I am a figurative expressionist. When I was in school everything was abstract expressionism. Because the figure just wasn’t done, after college I went to New York and studied at the Art Students League and I was painting figures -- from life and from people on the streets of New York. Through a fellow league member I attended meetings at the Figurative Alliance on the lower eastside with, a group of artists who were rebelling against abstract and minimalist painting the galleries showed almost exclusively.
I am inspired by Richard Diebenkorn who introduced figures into his abstract compositions and Cezanne, who, from a realist tradition abstracted the figure, and to the San Francisco Bay figure artists like David Park and their painterly, expressionist style. The problems relating to figure and ground coming from an abstract and post-photography era continue to challenge me, that is, how to reconcile the freedom of abstraction with objective subject matter.
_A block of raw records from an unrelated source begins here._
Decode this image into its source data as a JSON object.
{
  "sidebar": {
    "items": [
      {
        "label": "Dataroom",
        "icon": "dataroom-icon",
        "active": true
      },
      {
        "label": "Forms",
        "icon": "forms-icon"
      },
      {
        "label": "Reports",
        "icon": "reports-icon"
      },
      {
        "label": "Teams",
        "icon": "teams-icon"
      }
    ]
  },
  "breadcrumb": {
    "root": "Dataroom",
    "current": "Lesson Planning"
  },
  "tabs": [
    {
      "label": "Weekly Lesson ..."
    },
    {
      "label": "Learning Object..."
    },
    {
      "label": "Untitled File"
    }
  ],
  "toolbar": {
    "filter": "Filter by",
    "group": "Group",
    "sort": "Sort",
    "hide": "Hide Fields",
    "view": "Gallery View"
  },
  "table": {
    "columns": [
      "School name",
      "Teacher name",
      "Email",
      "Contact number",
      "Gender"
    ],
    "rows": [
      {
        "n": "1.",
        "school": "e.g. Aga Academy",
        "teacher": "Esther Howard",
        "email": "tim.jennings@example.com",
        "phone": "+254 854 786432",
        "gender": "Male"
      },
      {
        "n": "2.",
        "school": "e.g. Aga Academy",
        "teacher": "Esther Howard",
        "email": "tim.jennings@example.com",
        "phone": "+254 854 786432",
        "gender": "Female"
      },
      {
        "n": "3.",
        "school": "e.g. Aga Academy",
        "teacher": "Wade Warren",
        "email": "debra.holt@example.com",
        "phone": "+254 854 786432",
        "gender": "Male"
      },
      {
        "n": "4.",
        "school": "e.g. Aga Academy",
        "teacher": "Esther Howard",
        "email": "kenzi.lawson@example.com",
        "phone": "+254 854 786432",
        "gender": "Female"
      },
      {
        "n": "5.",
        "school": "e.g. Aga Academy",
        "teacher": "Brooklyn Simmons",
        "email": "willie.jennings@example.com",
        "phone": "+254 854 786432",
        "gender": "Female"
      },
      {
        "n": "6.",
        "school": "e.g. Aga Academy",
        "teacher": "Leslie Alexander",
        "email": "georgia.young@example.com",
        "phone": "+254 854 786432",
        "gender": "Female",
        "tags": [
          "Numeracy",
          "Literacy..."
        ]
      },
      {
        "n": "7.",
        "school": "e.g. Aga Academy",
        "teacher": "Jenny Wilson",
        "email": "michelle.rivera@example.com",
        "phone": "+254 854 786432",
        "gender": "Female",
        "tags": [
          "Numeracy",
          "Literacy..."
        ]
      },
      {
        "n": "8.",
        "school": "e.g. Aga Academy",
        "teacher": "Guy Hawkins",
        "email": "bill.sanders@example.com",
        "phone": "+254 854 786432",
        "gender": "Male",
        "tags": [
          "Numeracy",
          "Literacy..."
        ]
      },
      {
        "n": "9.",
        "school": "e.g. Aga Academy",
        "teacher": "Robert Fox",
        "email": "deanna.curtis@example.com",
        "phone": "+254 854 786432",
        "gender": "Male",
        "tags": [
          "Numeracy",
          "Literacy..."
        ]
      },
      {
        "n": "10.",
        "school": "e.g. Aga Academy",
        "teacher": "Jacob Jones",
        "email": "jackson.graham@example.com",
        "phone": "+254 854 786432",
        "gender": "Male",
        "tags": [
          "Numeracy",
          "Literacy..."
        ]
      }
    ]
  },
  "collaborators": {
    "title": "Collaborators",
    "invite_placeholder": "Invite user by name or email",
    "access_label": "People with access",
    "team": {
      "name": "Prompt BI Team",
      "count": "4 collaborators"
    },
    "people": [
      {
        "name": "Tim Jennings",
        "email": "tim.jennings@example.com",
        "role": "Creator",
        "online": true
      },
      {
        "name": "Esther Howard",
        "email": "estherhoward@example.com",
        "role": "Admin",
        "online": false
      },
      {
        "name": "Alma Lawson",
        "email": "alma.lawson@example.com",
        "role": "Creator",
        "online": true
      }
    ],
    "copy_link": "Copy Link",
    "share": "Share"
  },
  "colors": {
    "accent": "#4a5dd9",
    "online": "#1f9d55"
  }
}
I carry with me something I was told as a young artist, Georges Braque said, “One must not imitate that which one wishes to create…” I work intuitively and do not use photos preferring to work from imagination or from life. A painting is about paint, versus an illustration which is about an idea that can be reproduced without losing any of its original quality. That is to say, I do not make pictures which are of something; I make paintings which are something.
- Margie Lee